In the records below, find each line with the word "探寻章鱼的" and copy it.

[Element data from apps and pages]
########
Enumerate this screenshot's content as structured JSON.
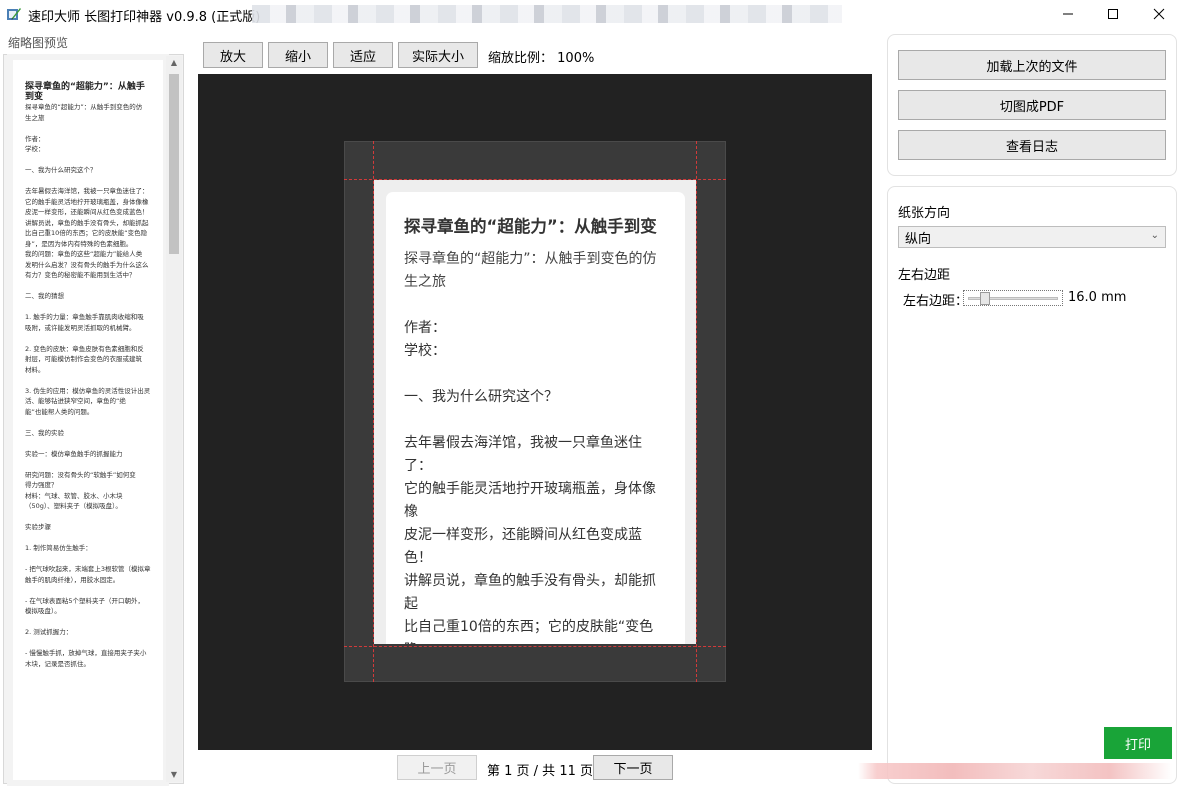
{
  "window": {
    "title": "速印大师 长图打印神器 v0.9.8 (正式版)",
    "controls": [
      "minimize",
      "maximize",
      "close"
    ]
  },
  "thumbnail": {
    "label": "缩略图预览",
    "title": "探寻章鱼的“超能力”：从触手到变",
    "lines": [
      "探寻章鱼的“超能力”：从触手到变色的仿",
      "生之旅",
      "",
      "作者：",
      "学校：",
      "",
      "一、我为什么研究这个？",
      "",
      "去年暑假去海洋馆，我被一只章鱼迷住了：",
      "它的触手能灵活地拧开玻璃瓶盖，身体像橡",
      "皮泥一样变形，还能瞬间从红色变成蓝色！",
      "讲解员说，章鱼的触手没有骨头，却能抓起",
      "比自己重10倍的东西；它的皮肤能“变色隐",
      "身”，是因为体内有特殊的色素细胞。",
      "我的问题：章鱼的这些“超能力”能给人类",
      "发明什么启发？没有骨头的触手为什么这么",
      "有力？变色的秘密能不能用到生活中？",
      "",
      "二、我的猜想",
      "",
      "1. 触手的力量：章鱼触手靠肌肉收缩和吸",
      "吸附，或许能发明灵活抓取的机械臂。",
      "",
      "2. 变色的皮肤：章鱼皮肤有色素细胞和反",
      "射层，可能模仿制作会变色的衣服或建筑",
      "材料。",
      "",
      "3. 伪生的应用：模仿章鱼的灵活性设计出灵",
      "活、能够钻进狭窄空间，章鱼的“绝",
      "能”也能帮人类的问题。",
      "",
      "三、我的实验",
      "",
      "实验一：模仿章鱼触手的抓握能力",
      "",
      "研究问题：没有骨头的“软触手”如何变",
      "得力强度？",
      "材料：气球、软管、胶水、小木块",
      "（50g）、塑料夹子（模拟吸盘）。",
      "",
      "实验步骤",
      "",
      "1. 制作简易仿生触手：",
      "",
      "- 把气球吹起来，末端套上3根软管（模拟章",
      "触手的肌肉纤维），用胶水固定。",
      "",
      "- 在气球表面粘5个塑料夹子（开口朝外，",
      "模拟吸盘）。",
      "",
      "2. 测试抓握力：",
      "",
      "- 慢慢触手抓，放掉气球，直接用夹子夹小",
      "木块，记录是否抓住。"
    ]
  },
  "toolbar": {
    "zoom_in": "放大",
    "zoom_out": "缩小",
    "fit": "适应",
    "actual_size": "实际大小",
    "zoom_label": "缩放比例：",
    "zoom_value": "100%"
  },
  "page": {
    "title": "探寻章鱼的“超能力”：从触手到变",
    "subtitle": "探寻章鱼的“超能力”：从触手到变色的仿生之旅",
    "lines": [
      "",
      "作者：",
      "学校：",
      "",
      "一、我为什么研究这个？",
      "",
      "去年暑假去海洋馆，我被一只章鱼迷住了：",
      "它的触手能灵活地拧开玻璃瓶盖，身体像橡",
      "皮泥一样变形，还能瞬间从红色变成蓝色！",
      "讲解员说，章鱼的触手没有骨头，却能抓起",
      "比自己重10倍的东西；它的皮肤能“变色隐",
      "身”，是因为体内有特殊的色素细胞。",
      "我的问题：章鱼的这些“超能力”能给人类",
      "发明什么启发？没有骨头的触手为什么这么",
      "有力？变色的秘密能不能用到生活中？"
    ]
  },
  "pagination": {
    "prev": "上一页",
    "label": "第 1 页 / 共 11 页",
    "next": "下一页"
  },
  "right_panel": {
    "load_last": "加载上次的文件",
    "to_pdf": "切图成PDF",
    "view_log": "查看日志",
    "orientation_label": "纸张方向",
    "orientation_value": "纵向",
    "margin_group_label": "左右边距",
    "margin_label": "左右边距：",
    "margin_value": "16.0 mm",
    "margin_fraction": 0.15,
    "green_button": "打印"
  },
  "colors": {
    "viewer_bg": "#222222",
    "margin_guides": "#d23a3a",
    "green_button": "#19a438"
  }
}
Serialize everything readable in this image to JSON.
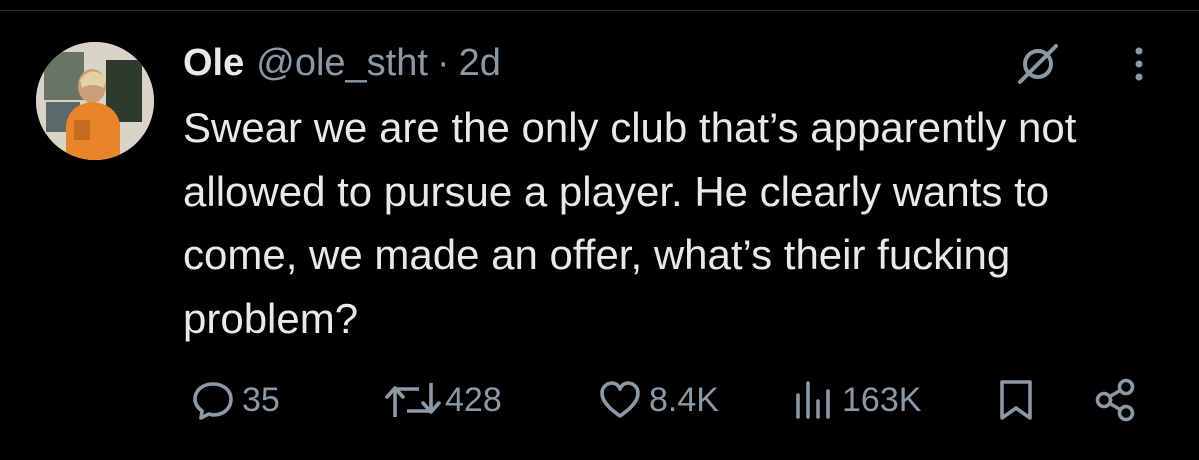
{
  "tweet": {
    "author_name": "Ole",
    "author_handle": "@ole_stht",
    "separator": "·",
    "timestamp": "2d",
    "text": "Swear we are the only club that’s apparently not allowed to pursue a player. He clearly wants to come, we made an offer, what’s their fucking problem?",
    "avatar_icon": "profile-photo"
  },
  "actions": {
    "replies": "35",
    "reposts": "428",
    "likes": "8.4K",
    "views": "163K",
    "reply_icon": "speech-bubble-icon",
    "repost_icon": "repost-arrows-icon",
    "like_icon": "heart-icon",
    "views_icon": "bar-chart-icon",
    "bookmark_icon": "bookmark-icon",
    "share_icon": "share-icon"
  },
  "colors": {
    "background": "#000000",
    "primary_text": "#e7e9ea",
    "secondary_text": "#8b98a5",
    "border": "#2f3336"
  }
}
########
• [Reply]:
    "title": "探寻章鱼的“超能力”：从触手到变",
      "探寻章鱼的“超能力”：从触手到变色的仿",
    "title": "探寻章鱼的“超能力”：从触手到变",
    "subtitle": "探寻章鱼的“超能力”：从触手到变色的仿生之旅",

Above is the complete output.